MAKING the right choices when it comes to sexual relationships is vital for teenagers.
Getting expert advice and having meaningful discussions with those who understand and can help is all part of the journey.
That’s why a new sex and health education program is under way at Warrnambool’s Brauer College.
Doctors and nurses will educate year 9 students as part of the Docs and Teens program.
Dr Kate Carison, from the Cambourne Medical Clinic, community health nurse Laura Main, Brauer health co-ordinator Julie Roberts and adolescent health nurse Andrea Waddington have initiated the program in Warrnambool.
Dr Carison said the program was successfully run in most Geelong high schools.
“We’ve been trying to launch it as a widespread program in the Warrnambool and surrounding region for a couple of years,” she said.
“The aim is that we get a GP and a nurse or school educator to come in and do two sessions with the year 9 group.”
Dr Carison said one of the reasons the program was being implemented was due to high rates of sexually transmitted infections.
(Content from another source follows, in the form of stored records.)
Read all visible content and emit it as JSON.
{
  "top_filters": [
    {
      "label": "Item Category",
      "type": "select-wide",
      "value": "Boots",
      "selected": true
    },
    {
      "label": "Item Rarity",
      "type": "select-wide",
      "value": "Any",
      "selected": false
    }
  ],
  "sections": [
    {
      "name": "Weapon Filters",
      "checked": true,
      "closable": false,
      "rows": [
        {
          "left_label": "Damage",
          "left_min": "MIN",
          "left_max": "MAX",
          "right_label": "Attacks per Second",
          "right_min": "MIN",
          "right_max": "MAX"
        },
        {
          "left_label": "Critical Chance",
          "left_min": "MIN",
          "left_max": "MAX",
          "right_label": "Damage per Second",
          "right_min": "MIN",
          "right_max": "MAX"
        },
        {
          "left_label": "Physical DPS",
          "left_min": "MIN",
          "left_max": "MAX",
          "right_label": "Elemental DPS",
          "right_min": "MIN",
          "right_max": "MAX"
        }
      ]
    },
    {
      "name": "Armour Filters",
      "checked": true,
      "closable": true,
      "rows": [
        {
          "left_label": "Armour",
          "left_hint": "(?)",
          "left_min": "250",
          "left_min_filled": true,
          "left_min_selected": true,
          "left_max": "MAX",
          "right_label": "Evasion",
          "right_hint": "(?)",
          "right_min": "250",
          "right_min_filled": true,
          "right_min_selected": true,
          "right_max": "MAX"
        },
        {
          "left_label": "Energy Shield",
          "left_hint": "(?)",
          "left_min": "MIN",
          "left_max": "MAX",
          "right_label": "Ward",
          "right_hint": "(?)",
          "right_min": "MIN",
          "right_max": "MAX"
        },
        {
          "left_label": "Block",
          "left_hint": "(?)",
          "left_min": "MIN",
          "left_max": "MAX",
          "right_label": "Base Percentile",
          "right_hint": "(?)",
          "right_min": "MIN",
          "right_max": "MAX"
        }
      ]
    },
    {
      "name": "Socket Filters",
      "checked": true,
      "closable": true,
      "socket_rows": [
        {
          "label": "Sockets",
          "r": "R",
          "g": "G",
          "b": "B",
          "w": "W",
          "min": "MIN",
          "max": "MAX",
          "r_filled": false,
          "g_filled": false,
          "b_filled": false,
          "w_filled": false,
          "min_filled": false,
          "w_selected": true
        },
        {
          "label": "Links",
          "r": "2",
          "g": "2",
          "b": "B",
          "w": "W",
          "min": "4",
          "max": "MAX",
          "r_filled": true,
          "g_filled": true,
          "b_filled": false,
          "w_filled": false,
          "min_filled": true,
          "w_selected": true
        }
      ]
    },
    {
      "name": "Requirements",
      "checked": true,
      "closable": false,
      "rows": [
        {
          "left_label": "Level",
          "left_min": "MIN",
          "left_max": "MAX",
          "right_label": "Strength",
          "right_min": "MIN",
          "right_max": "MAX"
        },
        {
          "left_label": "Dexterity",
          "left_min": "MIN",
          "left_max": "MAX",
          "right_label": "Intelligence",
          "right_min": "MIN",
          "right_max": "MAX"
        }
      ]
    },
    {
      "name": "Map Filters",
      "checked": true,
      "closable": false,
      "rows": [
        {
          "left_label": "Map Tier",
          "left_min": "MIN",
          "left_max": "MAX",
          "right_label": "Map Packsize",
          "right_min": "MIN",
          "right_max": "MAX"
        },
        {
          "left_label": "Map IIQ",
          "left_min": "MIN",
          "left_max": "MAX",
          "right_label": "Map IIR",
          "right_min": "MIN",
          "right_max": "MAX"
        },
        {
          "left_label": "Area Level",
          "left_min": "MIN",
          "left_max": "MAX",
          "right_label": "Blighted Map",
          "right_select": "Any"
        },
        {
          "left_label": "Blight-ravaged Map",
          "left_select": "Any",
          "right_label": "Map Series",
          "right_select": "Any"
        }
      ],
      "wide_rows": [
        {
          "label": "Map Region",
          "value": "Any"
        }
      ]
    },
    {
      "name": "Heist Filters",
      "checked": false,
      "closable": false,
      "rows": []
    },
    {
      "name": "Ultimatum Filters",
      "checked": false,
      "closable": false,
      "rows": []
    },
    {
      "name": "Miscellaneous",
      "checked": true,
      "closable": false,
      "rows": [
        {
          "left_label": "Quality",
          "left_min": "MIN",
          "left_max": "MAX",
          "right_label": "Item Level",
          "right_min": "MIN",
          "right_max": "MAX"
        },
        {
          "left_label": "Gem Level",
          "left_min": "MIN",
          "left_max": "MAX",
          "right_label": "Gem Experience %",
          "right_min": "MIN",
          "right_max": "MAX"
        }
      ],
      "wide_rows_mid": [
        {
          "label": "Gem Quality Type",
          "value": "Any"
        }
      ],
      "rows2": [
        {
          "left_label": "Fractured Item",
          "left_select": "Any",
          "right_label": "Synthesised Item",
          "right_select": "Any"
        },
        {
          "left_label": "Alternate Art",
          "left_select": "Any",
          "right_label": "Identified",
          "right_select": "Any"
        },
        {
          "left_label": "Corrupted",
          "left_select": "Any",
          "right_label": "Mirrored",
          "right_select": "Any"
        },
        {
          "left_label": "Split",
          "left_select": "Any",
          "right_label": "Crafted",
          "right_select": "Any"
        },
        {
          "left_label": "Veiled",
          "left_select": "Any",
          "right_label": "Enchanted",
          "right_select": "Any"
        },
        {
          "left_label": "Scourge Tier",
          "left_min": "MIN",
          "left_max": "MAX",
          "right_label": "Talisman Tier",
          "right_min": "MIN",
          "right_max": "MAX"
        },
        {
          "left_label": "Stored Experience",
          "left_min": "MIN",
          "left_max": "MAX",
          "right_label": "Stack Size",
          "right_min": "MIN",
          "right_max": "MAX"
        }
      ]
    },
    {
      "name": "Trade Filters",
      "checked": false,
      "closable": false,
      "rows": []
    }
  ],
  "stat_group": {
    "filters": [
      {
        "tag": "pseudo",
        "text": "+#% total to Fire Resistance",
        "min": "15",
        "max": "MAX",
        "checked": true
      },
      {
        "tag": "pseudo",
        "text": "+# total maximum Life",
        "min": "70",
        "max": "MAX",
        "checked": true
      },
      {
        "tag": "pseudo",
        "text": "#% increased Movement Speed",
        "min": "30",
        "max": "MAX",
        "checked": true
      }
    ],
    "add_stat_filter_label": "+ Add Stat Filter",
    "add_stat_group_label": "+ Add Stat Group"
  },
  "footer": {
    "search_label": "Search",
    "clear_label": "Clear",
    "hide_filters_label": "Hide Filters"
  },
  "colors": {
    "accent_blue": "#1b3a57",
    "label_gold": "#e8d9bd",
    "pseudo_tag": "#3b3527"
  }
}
“There is a lot of chlamydia in Warrnambool in the under 25 age group,” she said.
The hour-and-a-half-long sessions cover a broad range of health topics and issues.
“We basically go through a whole lot of information about healthy relationships, sexual health, how to access a GP and how to access STI testing,” Dr Carison said.
“We do some work on reducing drug use and alcohol abuse and the key aim is to break down the barriers between young people and accessing GPs.”
Brauer held a session in 2012 and Mrs Roberts said the program fitted in well with the school’s current health curriculum.
“We have a fairly extensive personal development program in year nine and Docs and Teens slots into that schedule,” she said.
Students will also learn about the healthcare system, the options and services available in Warrnambool and receive information on getting their own Medicare card.